■ **Task goal**: When you reproduce the listing, keep every word as it is and drop the pictures.

■ **Material for this task**:

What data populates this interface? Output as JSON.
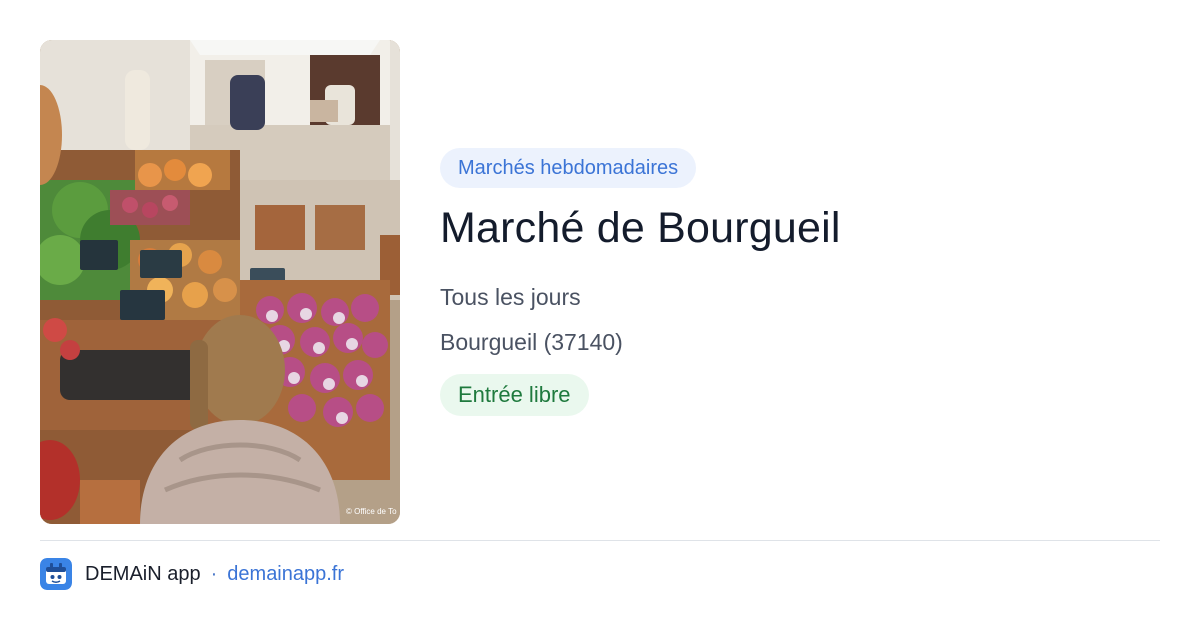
{
  "image": {
    "caption": "© Office de To"
  },
  "event": {
    "category": "Marchés hebdomadaires",
    "title": "Marché de Bourgueil",
    "schedule": "Tous les jours",
    "location": "Bourgueil (37140)",
    "price": "Entrée libre"
  },
  "footer": {
    "app_name": "DEMAiN app",
    "separator": "·",
    "site": "demainapp.fr"
  },
  "colors": {
    "category_badge_bg": "#ecf2fd",
    "category_badge_text": "#3b74d6",
    "price_badge_bg": "#eaf8ee",
    "price_badge_text": "#1f7a3e",
    "title_text": "#141c2c",
    "link": "#3b74d6"
  },
  "icons": {
    "app_logo": "demain-logo-icon"
  }
}
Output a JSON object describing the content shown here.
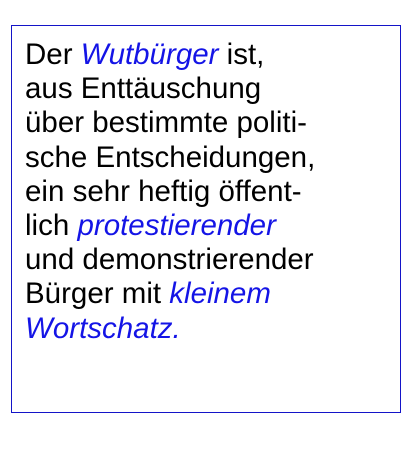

■ **Answer box**:
What data populates this interface? Output as JSON.
{
  "image": {
    "caption": "© Office de To"
  },
  "event": {
    "category": "Marchés hebdomadaires",
    "title": "Marché de Bourgueil",
    "schedule": "Tous les jours",
    "location": "Bourgueil (37140)",
    "price": "Entrée libre"
  },
  "footer": {
    "app_name": "DEMAiN app",
    "separator": "·",
    "site": "demainapp.fr"
  },
  "colors": {
    "category_badge_bg": "#ecf2fd",
    "category_badge_text": "#3b74d6",
    "price_badge_bg": "#eaf8ee",
    "price_badge_text": "#1f7a3e",
    "title_text": "#141c2c",
    "link": "#3b74d6"
  },
  "icons": {
    "app_logo": "demain-logo-icon"
  }
}
Output a JSON object describing the content shown here.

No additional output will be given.